Life is cheap in Georgia, too, where a man walked with probation for killing a bike-riding woman; the driver played the universal Get Out of Jail Free card, claiming the sun was in his eyes.
A Florida kid starts his own nonprofit to give bike helmets to other kids at his school.
Miami first responders are riding 150 miles to Key West to raise funds for a local cancer charity.
Bicycling looks at Britain’s Rough Stuff Fellowship, the world’s oldest offroad bike club, and dedicated to extreme riding. Like biking to an Everest base camp.
Former Tour de France champ and banned doper Jan Ulrich was fined the equivalent of nearly $8,000 for attempting to strangle an escort while drunk and stoned in a German hotel room.
Great idea. A German politician says bicyclists should get an extra day of vacation because they’re healthier and use less sick time. Unless maybe we come down with a bad case of the bike flu, and have to call in sick to go for a bike ride.

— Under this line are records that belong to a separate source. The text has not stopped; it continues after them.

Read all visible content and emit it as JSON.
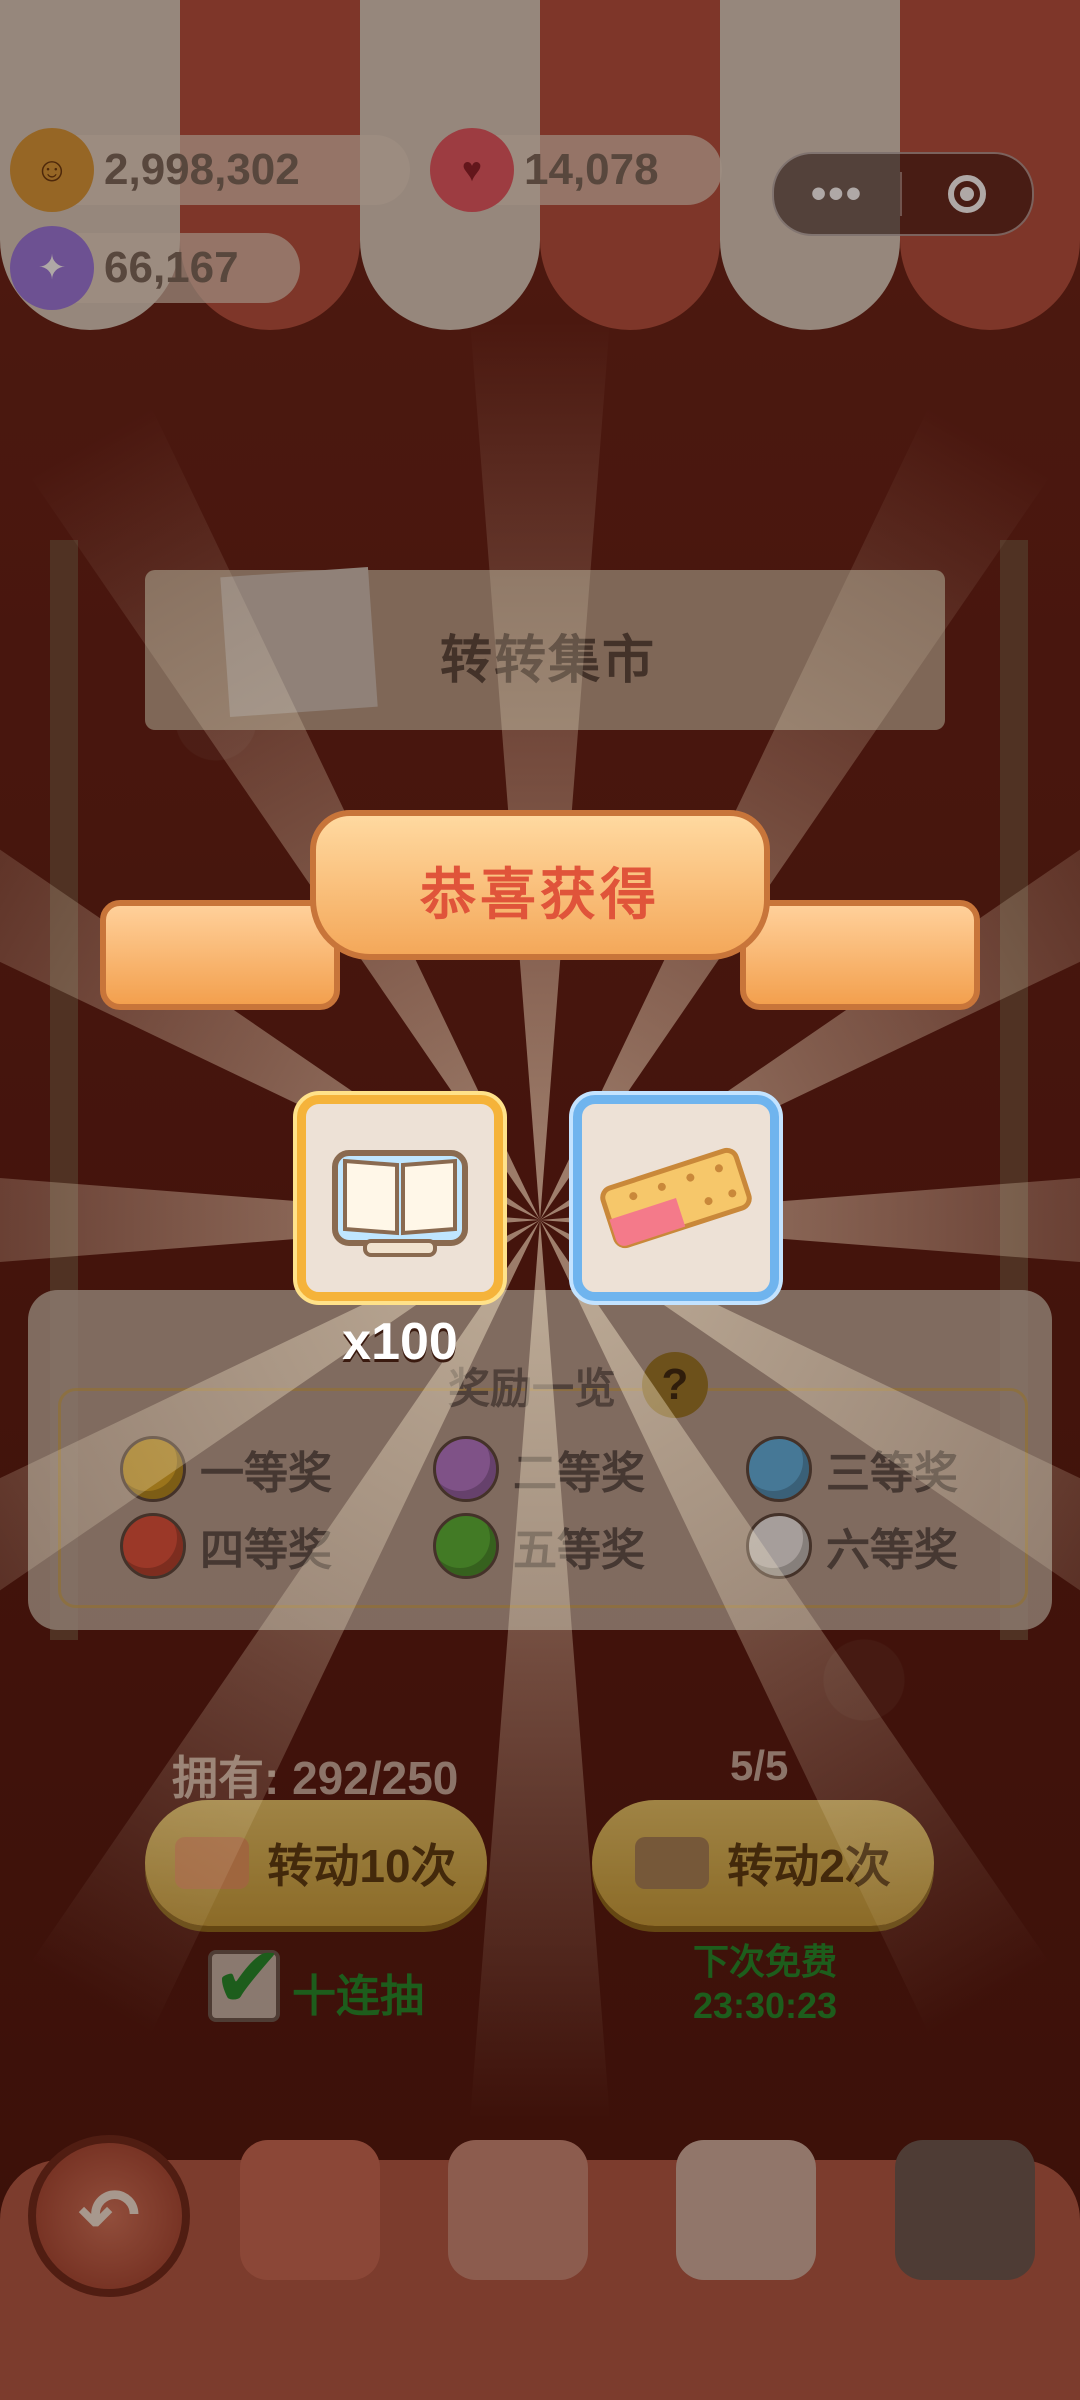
{
  "resources": {
    "coins": "2,998,302",
    "jelly": "14,078",
    "candy": "66,167"
  },
  "capsule": {
    "more": "•••"
  },
  "stall": {
    "title": "转转集市"
  },
  "popup": {
    "title": "恭喜获得",
    "rewards": [
      {
        "name": "book-reward",
        "qty": "x100"
      },
      {
        "name": "biscuit-reward",
        "qty": ""
      }
    ]
  },
  "prizes": {
    "title": "奖励一览",
    "help": "?",
    "items": [
      {
        "label": "一等奖",
        "color": "#e0b02a"
      },
      {
        "label": "二等奖",
        "color": "#b57bd0"
      },
      {
        "label": "三等奖",
        "color": "#5fb6e6"
      },
      {
        "label": "四等奖",
        "color": "#e0533e"
      },
      {
        "label": "五等奖",
        "color": "#58b83a"
      },
      {
        "label": "六等奖",
        "color": "#f2f0ee"
      }
    ]
  },
  "spin": {
    "owned": "拥有: 292/250",
    "ad_count": "5/5",
    "spin10_label": "转动10次",
    "spin2_label": "转动2次",
    "ten_pull_label": "十连抽",
    "free_label": "下次免费",
    "free_timer": "23:30:23",
    "ten_pull_checked": true
  },
  "colors": {
    "accent_green": "#1f8d2c",
    "button_gold": "#e7c76a",
    "ribbon_text": "#e0543a"
  }
}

At least there’s justice in Australia, where a drunk and stoned driver got a well-deserved ten years behind bars for killing a motorcycle cop who was escorting a charity bike ride; the schmuck had to have a friend blow into the interlock device on his car to get it to start. Which is what I’d call a really lousy friend.
The fifth stage of the Vuelta finished in a brief breakaway and a change in leadership. Do we really need to be spoiler-free for the Vuelta, since hardly anyone can actually watch it in this county?
A Belgian court hears that fallen cyclist Bjorg Lambrecht lost control of his bicycle when he hit a roadside reflector during the Tour of Poland earlier this month.
Repeat after me. If you’re stoned and carrying synthetic weed and meth on your bike, put a damn light on it already. No, bicycles haven’t returned to America’s streets; they were never gone.
And if your bike taillight is shaped like red testicles, take them off right now and go stand in the corner until we say you can come out.
Which may be never.
Vision Zero is still there, it’s just been incorporated into the Livable Streets website. https://ladotlivablestreets.org/programs/vision-zero
Regarding the article about the Arkansas version of the Idaho Stop law, I don’t understand why that is confusing to motorists. The rules for yielding right-of-way haven’t changed one iota, so the motorists don’t really even need to know that the law exists. All they have to do is assume that the bicyclists will behave as though they are required to treat stop lights and stop signs the same as motorists do.
I think they are making it more complicated than it really is, which may be due in part to the way the law is written. I don’t know exactly what the Arkansas law says, but when they were considering a similar law in Oregon recently they were making the law there a lot more confusing than it needed to be. The law had statements similar to “the bicyclist may treat a stop sign as a yield sign and, after slowing down and checking for cross traffic, proceed through the intersection if it is safe to do so”. Well duh, that is precisely what “yield” means. They only needed to say “the bicyclist may treat a stop sign as a yield sign”, and be done with it.
Part of the confusion could also be due to the law being written by people who have never ridden a bike using the Idaho Stop rules. I ride that way all the time (even though it is still illegal in California) because it is profoundly inefficient, and also somewhat unsafe, to not ride that way. I just keep an eye out for cops while I am doing it. The motorists don’t know and don’t need to know that that is how I am riding.
yep I pretty much ride the same way in Mississippi and Tennessee. I mean, motorists already roll stops signs almost all the time. Obviously there’s far less of a hazard with a cyclist doing so than a motorist. I value my built-up momentum, so I do whatever I can to preserve as much of it as I can at intersection.